• _Required work_
Whenever the word "true" appears in a line of the listing, copy that line.

• _Records shown_
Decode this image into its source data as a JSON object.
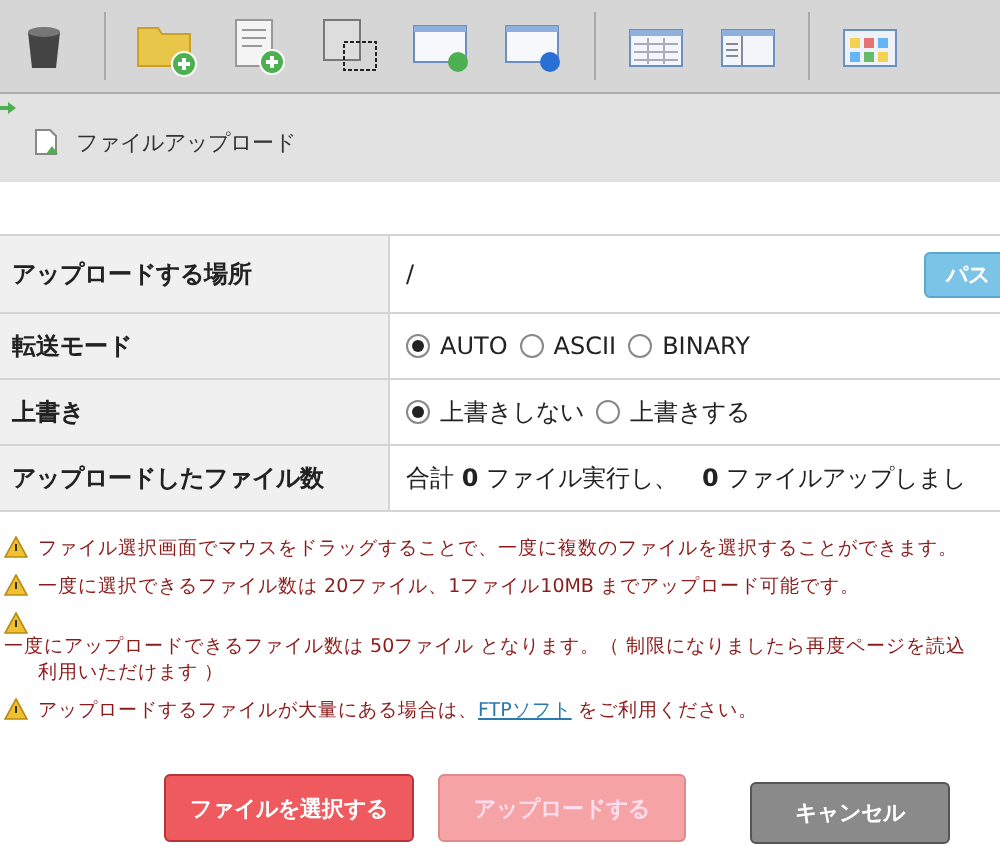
{
  "toolbar": {
    "groups": [
      [
        {
          "kind": "trash"
        }
      ],
      [
        {
          "kind": "folder-add"
        },
        {
          "kind": "file-add"
        },
        {
          "kind": "copy"
        },
        {
          "kind": "window-refresh"
        },
        {
          "kind": "window-globe"
        }
      ],
      [
        {
          "kind": "table"
        },
        {
          "kind": "panel"
        }
      ],
      [
        {
          "kind": "tiles"
        }
      ]
    ]
  },
  "breadcrumb": {
    "title": "ファイルアップロード"
  },
  "form": {
    "rows": [
      {
        "kind": "path",
        "label": "アップロードする場所",
        "value": "/",
        "button": "パス"
      },
      {
        "kind": "radio",
        "label": "転送モード",
        "options": [
          {
            "label": "AUTO",
            "selected": true
          },
          {
            "label": "ASCII",
            "selected": false
          },
          {
            "label": "BINARY",
            "selected": false
          }
        ]
      },
      {
        "kind": "radio",
        "label": "上書き",
        "options": [
          {
            "label": "上書きしない",
            "selected": true
          },
          {
            "label": "上書きする",
            "selected": false
          }
        ]
      },
      {
        "kind": "count",
        "label": "アップロードしたファイル数",
        "value": "合計 **0** ファイル実行し、　**0** ファイルアップしまし"
      }
    ]
  },
  "notices": [
    {
      "text": "ファイル選択画面でマウスをドラッグすることで、一度に複数のファイルを選択することができます。"
    },
    {
      "text": "一度に選択できるファイル数は 20ファイル、1ファイル10MB までアップロード可能です。"
    },
    {
      "text": "一度にアップロードできるファイル数は 50ファイル となります。（ 制限になりましたら再度ページを読込",
      "continuation": "利用いただけます ）"
    },
    {
      "text": "アップロードするファイルが大量にある場合は、",
      "link": "FTPソフト",
      "after": " をご利用ください。"
    }
  ],
  "buttons": [
    {
      "label": "ファイルを選択する",
      "kind": "primary"
    },
    {
      "label": "アップロードする",
      "kind": "disabled"
    },
    {
      "label": "キャンセル",
      "kind": "cancel"
    }
  ]
}
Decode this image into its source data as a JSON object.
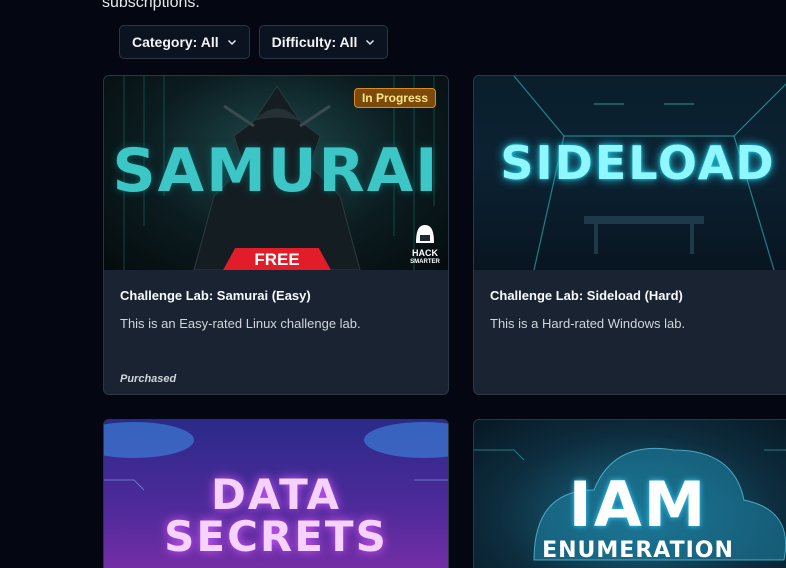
{
  "intro": {
    "text": "subscriptions."
  },
  "filters": {
    "category_label": "Category: All",
    "difficulty_label": "Difficulty: All"
  },
  "cards": [
    {
      "badge": "In Progress",
      "image_text": "SAMURAI",
      "ribbon": "FREE",
      "logo_line1": "HACK",
      "logo_line2": "SMARTER",
      "title": "Challenge Lab: Samurai (Easy)",
      "description": "This is an Easy-rated Linux challenge lab.",
      "status": "Purchased"
    },
    {
      "image_text": "SIDELOAD",
      "title": "Challenge Lab: Sideload (Hard)",
      "description": "This is a Hard-rated Windows lab."
    },
    {
      "image_text_line1": "DATA",
      "image_text_line2": "SECRETS"
    },
    {
      "image_text_line1": "IAM",
      "image_text_line2": "ENUMERATION"
    }
  ],
  "colors": {
    "page_bg": "#040712",
    "card_bg": "#1a2332",
    "badge_bg": "#7c4a0a",
    "ribbon_red": "#e11d2a",
    "teal": "#2fd3d6"
  }
}
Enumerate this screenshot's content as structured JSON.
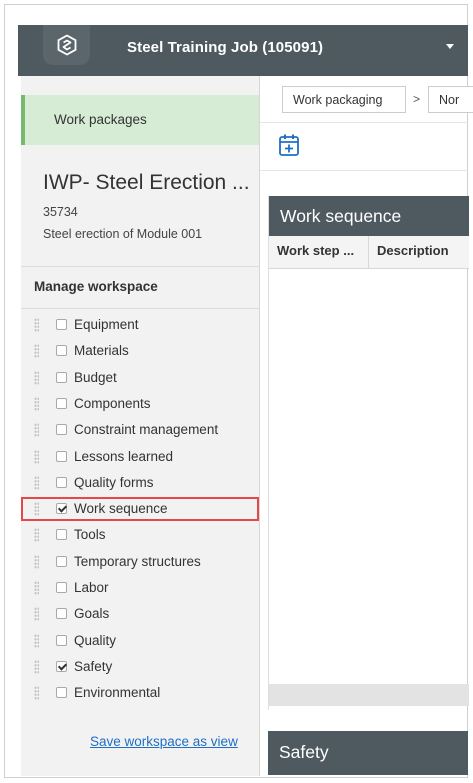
{
  "header": {
    "project_name": "Steel Training Job (105091)",
    "logo_icon": "app-logo-icon",
    "dropdown_icon": "caret-down-icon"
  },
  "sidebar": {
    "active_tab": "Work packages",
    "package_title": "IWP- Steel Erection ...",
    "package_id": "35734",
    "package_description": "Steel erection of Module 001",
    "workspace_heading": "Manage workspace",
    "items": [
      {
        "label": "Equipment",
        "checked": false,
        "highlighted": false
      },
      {
        "label": "Materials",
        "checked": false,
        "highlighted": false
      },
      {
        "label": "Budget",
        "checked": false,
        "highlighted": false
      },
      {
        "label": "Components",
        "checked": false,
        "highlighted": false
      },
      {
        "label": "Constraint management",
        "checked": false,
        "highlighted": false
      },
      {
        "label": "Lessons learned",
        "checked": false,
        "highlighted": false
      },
      {
        "label": "Quality forms",
        "checked": false,
        "highlighted": false
      },
      {
        "label": "Work sequence",
        "checked": true,
        "highlighted": true
      },
      {
        "label": "Tools",
        "checked": false,
        "highlighted": false
      },
      {
        "label": "Temporary structures",
        "checked": false,
        "highlighted": false
      },
      {
        "label": "Labor",
        "checked": false,
        "highlighted": false
      },
      {
        "label": "Goals",
        "checked": false,
        "highlighted": false
      },
      {
        "label": "Quality",
        "checked": false,
        "highlighted": false
      },
      {
        "label": "Safety",
        "checked": true,
        "highlighted": false
      },
      {
        "label": "Environmental",
        "checked": false,
        "highlighted": false
      }
    ],
    "save_link": "Save workspace as view"
  },
  "breadcrumb": {
    "first": "Work packaging",
    "separator": ">",
    "second": "Nor"
  },
  "toolbar": {
    "calendar_icon": "calendar-add-icon"
  },
  "work_sequence": {
    "title": "Work sequence",
    "columns": [
      "Work step ...",
      "Description"
    ]
  },
  "safety": {
    "title": "Safety"
  },
  "colors": {
    "header_bg": "#4e5a60",
    "active_tab_bg": "#d6ecd4",
    "highlight_border": "#e44848",
    "link": "#1f6fc4",
    "calendar_icon": "#1f6fc4"
  }
}
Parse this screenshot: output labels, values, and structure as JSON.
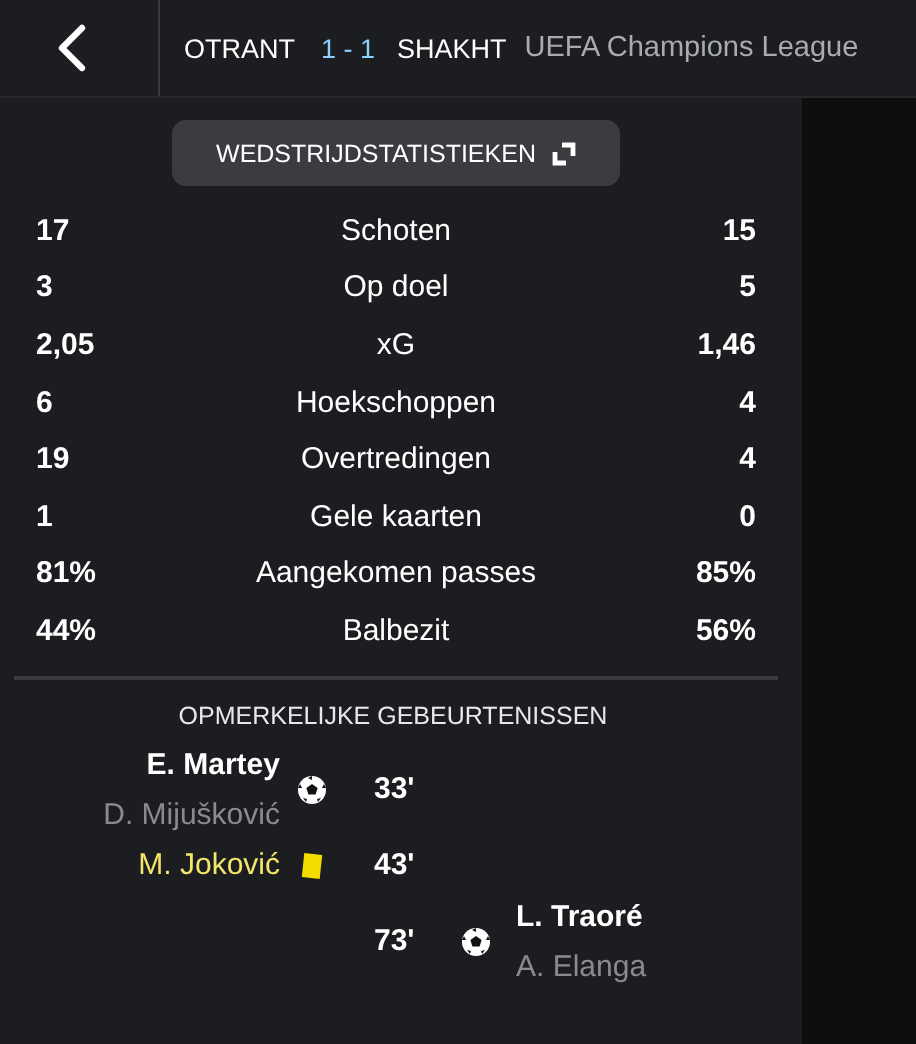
{
  "header": {
    "home_team": "OTRANT",
    "score": "1 - 1",
    "away_team": "SHAKHT",
    "competition": "UEFA Champions League"
  },
  "stats_button": {
    "label": "WEDSTRIJDSTATISTIEKEN"
  },
  "stats": [
    {
      "label": "Schoten",
      "home": "17",
      "away": "15"
    },
    {
      "label": "Op doel",
      "home": "3",
      "away": "5"
    },
    {
      "label": "xG",
      "home": "2,05",
      "away": "1,46"
    },
    {
      "label": "Hoekschoppen",
      "home": "6",
      "away": "4"
    },
    {
      "label": "Overtredingen",
      "home": "19",
      "away": "4"
    },
    {
      "label": "Gele kaarten",
      "home": "1",
      "away": "0"
    },
    {
      "label": "Aangekomen passes",
      "home": "81%",
      "away": "85%"
    },
    {
      "label": "Balbezit",
      "home": "44%",
      "away": "56%"
    }
  ],
  "events_title": "OPMERKELIJKE GEBEURTENISSEN",
  "events": [
    {
      "away": false,
      "kind": "goal",
      "minute": "33'",
      "player": "E. Martey",
      "assist": "D. Mijušković"
    },
    {
      "away": false,
      "kind": "yellow_card",
      "minute": "43'",
      "player": "M. Joković"
    },
    {
      "away": true,
      "kind": "goal",
      "minute": "73'",
      "player": "L. Traoré",
      "assist": "A. Elanga"
    }
  ]
}
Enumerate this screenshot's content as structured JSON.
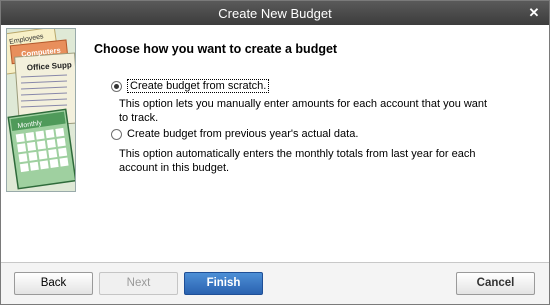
{
  "window": {
    "title": "Create New Budget"
  },
  "art": {
    "labels": [
      "Employees",
      "Computers",
      "Office Supp",
      "Monthly"
    ],
    "icon": "budget-illustration"
  },
  "main": {
    "heading": "Choose how you want to create a budget",
    "options": [
      {
        "label": "Create budget from scratch.",
        "selected": true,
        "description": "This option lets you manually enter amounts for each account that you want to track."
      },
      {
        "label": "Create budget from previous year's actual data.",
        "selected": false,
        "description": "This option automatically enters the monthly totals from last year for each account in this budget."
      }
    ]
  },
  "footer": {
    "back_label": "Back",
    "next_label": "Next",
    "finish_label": "Finish",
    "cancel_label": "Cancel"
  }
}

• _Answer to this task_
            "selected": true
            "selected": true
        "checked": true,
        "highlighted": true
        "checked": true,
      "away": true,
        "selected": true,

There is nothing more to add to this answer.